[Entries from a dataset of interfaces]
=== Section Start ===

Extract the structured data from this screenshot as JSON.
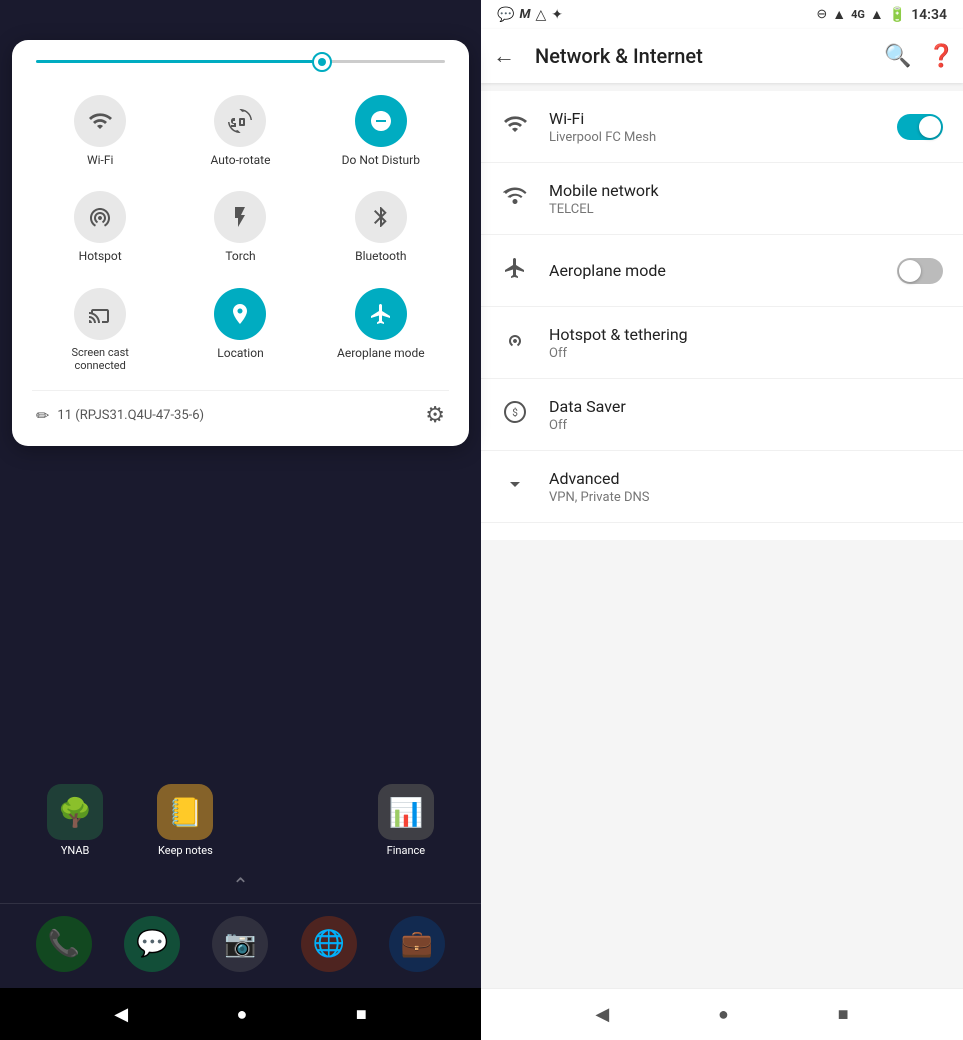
{
  "left": {
    "quick_settings": {
      "brightness_pct": 70,
      "items": [
        {
          "id": "wifi",
          "label": "Wi-Fi",
          "active": false,
          "icon": "wifi"
        },
        {
          "id": "auto-rotate",
          "label": "Auto-rotate",
          "active": false,
          "icon": "rotate"
        },
        {
          "id": "do-not-disturb",
          "label": "Do Not Disturb",
          "active": true,
          "icon": "dnd"
        },
        {
          "id": "hotspot",
          "label": "Hotspot",
          "active": false,
          "icon": "hotspot"
        },
        {
          "id": "torch",
          "label": "Torch",
          "active": false,
          "icon": "torch"
        },
        {
          "id": "bluetooth",
          "label": "Bluetooth",
          "active": false,
          "icon": "bluetooth"
        },
        {
          "id": "screen-cast",
          "label": "Screen cast\nconnected",
          "active": false,
          "icon": "cast"
        },
        {
          "id": "location",
          "label": "Location",
          "active": true,
          "icon": "location"
        },
        {
          "id": "aeroplane",
          "label": "Aeroplane mode",
          "active": true,
          "icon": "aeroplane"
        }
      ],
      "version": "11 (RPJS31.Q4U-47-35-6)",
      "settings_label": "Settings"
    },
    "apps_row1": [
      {
        "id": "ynab",
        "label": "YNAB",
        "emoji": "🌳"
      },
      {
        "id": "keep",
        "label": "Keep notes",
        "emoji": "📒"
      },
      {
        "id": "finance",
        "label": "Finance",
        "emoji": "📊"
      }
    ],
    "dock": [
      {
        "id": "phone",
        "emoji": "📞"
      },
      {
        "id": "whatsapp",
        "emoji": "💬"
      },
      {
        "id": "camera",
        "emoji": "📷"
      },
      {
        "id": "chrome",
        "emoji": "🌐"
      },
      {
        "id": "linkedin",
        "emoji": "💼"
      }
    ],
    "nav": [
      "◀",
      "●",
      "■"
    ]
  },
  "right": {
    "status_bar": {
      "time": "14:34",
      "icons": [
        "💬",
        "M",
        "△",
        "✦"
      ]
    },
    "header": {
      "title": "Network & Internet",
      "back_label": "←"
    },
    "settings_items": [
      {
        "id": "wifi",
        "title": "Wi-Fi",
        "subtitle": "Liverpool FC Mesh",
        "control": "toggle-on",
        "icon": "wifi"
      },
      {
        "id": "mobile-network",
        "title": "Mobile network",
        "subtitle": "TELCEL",
        "control": "none",
        "icon": "signal"
      },
      {
        "id": "aeroplane",
        "title": "Aeroplane mode",
        "subtitle": "",
        "control": "toggle-off",
        "icon": "plane"
      },
      {
        "id": "hotspot",
        "title": "Hotspot & tethering",
        "subtitle": "Off",
        "control": "none",
        "icon": "hotspot"
      },
      {
        "id": "data-saver",
        "title": "Data Saver",
        "subtitle": "Off",
        "control": "none",
        "icon": "datasaver"
      },
      {
        "id": "advanced",
        "title": "Advanced",
        "subtitle": "VPN, Private DNS",
        "control": "expand",
        "icon": "chevron-down"
      }
    ],
    "nav": [
      "◀",
      "●",
      "■"
    ]
  }
}
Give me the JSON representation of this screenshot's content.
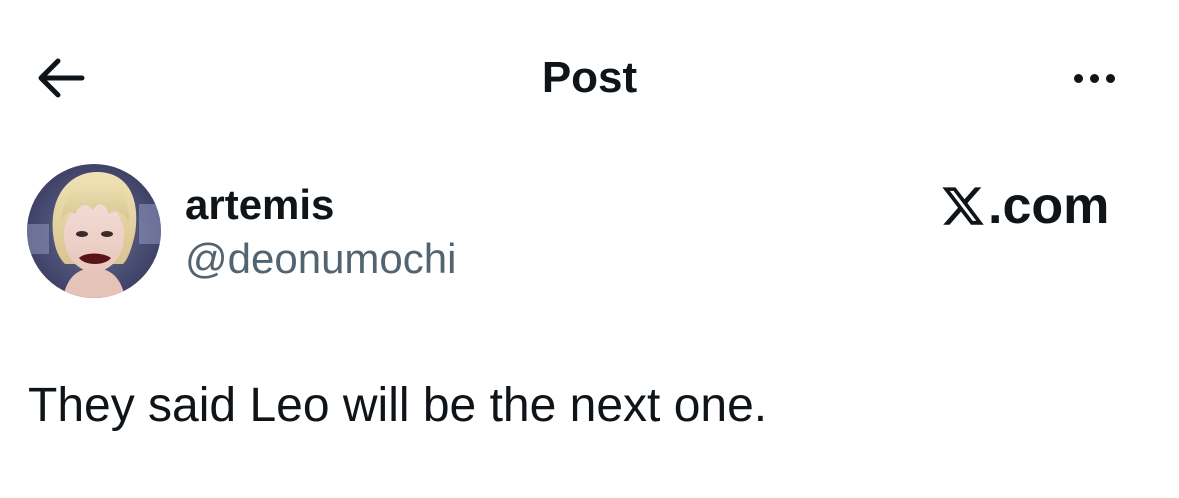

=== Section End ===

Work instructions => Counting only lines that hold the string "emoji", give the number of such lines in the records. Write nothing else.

Result => 8